> ABOUT THIS EXERCISE:
Each line in the entries that has the word "MathWorks" has to be copied.

Dataset rows describing interfaces
━━━━

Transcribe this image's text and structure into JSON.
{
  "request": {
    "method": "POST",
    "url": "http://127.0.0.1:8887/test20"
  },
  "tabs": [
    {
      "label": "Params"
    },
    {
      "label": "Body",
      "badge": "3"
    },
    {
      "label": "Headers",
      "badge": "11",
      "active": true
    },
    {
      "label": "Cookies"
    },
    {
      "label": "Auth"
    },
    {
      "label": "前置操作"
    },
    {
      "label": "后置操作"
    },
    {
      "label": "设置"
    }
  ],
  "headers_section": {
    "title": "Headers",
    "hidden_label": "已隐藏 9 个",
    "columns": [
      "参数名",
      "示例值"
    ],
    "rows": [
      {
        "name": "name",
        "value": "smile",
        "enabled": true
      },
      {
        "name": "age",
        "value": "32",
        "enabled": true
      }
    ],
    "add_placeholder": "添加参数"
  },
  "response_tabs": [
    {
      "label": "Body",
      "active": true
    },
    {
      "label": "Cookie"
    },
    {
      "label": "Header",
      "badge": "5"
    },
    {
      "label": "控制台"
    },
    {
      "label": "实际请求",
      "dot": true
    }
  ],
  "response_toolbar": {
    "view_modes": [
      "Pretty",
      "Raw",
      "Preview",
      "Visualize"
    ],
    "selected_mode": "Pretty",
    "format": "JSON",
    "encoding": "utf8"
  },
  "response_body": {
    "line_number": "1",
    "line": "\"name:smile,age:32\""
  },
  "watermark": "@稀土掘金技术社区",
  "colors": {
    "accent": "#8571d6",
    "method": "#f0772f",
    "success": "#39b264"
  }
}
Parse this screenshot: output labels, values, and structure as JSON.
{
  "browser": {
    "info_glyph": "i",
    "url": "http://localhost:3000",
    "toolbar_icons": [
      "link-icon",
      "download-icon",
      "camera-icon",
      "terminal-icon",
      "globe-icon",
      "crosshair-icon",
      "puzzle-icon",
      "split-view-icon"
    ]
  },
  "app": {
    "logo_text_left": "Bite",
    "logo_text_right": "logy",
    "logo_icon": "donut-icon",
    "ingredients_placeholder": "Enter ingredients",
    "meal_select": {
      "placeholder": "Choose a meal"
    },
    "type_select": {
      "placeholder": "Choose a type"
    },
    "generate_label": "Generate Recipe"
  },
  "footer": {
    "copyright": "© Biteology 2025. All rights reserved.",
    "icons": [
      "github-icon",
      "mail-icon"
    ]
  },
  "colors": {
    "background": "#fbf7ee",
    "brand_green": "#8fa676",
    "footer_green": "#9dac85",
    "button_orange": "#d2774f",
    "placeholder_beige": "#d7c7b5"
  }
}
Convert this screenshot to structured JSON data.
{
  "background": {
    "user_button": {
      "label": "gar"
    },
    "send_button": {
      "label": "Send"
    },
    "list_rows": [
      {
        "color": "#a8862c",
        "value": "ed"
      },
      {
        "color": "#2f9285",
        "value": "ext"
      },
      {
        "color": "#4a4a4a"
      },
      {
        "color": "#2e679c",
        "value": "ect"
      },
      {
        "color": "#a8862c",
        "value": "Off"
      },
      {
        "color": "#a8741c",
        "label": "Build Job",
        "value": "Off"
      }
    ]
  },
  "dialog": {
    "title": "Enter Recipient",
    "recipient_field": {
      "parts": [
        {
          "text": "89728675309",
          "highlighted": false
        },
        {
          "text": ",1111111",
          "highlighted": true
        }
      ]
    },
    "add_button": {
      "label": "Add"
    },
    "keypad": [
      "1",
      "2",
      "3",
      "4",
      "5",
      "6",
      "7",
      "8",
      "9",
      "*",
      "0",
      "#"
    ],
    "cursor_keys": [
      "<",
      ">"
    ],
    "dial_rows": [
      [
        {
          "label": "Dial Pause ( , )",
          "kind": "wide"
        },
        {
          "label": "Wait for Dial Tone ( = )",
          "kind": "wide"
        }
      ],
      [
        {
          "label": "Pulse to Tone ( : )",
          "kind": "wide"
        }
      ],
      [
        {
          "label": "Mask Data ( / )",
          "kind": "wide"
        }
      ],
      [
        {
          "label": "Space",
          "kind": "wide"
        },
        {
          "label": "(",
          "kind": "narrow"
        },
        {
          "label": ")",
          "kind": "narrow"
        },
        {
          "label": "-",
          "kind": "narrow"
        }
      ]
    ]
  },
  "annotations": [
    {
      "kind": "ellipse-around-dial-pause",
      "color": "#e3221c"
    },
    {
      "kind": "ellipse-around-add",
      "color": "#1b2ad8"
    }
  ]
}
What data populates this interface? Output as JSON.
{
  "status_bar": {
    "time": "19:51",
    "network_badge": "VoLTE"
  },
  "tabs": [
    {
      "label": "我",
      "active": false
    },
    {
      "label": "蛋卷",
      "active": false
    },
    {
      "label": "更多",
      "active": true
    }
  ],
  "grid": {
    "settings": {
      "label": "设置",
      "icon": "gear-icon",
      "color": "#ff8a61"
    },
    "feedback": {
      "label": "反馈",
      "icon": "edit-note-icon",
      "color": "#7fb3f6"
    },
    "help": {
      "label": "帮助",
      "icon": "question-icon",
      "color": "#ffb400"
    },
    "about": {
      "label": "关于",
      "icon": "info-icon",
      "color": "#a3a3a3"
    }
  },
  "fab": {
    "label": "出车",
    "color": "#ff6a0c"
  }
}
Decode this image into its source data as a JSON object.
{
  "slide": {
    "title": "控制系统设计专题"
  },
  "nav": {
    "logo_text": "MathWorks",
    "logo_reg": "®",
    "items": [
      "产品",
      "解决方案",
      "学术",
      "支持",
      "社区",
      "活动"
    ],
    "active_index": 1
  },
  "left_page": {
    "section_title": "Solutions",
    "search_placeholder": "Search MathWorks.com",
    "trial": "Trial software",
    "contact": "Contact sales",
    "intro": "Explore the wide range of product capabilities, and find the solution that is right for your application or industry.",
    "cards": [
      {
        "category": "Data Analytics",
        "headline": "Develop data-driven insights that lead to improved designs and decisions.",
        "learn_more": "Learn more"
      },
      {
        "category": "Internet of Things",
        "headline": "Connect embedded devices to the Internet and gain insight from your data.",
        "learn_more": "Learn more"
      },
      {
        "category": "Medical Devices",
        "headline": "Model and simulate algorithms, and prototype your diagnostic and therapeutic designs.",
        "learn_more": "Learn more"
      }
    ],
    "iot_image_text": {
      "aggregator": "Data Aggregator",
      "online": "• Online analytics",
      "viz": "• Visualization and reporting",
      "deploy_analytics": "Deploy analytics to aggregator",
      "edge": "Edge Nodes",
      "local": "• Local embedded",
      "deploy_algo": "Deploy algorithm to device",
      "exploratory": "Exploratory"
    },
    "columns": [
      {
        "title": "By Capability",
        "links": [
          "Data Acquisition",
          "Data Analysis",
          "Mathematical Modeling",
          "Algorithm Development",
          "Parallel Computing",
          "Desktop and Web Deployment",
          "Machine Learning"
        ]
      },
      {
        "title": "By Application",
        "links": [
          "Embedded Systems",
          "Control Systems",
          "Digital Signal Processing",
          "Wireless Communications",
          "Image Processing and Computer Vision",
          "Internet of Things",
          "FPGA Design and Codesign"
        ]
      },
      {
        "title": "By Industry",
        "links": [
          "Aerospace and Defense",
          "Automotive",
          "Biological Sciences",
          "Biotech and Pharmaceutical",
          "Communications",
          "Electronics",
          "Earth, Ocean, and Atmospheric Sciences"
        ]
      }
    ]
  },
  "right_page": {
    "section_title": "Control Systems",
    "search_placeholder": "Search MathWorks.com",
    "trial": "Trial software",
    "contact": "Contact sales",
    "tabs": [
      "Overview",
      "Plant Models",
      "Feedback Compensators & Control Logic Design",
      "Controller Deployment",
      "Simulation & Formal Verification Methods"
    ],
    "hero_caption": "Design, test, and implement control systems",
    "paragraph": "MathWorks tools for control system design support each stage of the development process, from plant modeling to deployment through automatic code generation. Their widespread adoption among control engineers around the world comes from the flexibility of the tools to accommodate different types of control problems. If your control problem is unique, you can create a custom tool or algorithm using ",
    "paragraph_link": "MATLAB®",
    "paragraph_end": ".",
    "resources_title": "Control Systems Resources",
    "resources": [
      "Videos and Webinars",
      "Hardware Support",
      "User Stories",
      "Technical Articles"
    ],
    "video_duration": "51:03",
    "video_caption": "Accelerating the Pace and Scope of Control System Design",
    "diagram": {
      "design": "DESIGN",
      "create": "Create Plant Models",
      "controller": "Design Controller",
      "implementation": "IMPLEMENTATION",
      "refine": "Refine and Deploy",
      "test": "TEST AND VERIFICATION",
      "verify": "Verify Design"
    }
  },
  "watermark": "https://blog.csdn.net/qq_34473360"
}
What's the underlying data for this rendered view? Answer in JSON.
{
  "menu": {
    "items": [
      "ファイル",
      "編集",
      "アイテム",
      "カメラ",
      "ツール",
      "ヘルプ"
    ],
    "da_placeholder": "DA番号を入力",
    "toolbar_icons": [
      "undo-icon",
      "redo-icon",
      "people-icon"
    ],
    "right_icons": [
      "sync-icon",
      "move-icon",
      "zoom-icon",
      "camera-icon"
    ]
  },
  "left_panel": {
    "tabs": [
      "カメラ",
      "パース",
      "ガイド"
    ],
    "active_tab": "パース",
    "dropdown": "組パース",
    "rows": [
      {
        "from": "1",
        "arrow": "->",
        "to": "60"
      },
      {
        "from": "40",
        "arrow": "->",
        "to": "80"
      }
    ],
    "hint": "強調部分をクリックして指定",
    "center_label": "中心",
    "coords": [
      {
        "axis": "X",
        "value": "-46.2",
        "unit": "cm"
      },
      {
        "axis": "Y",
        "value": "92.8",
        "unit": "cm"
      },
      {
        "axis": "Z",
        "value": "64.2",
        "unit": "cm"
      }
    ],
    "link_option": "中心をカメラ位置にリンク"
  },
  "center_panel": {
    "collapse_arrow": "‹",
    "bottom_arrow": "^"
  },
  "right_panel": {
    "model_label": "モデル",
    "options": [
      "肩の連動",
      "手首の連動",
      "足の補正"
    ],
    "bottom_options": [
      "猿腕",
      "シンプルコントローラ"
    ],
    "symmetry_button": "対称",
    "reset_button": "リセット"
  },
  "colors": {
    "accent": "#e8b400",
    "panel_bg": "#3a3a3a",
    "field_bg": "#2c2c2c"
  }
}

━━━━

> ANSWER TO THE EXERCISE:
    "logo_text": "MathWorks",
    "search_placeholder": "Search MathWorks.com",
    "search_placeholder": "Search MathWorks.com",
    "paragraph": "MathWorks tools for control system design support each stage of the development process, from plant modeling to deployment through automatic code generation. Their widespread adoption among control engineers around the world comes from the flexibility of the tools to accommodate different types of control problems. If your control problem is unique, you can create a custom tool or algorithm using ",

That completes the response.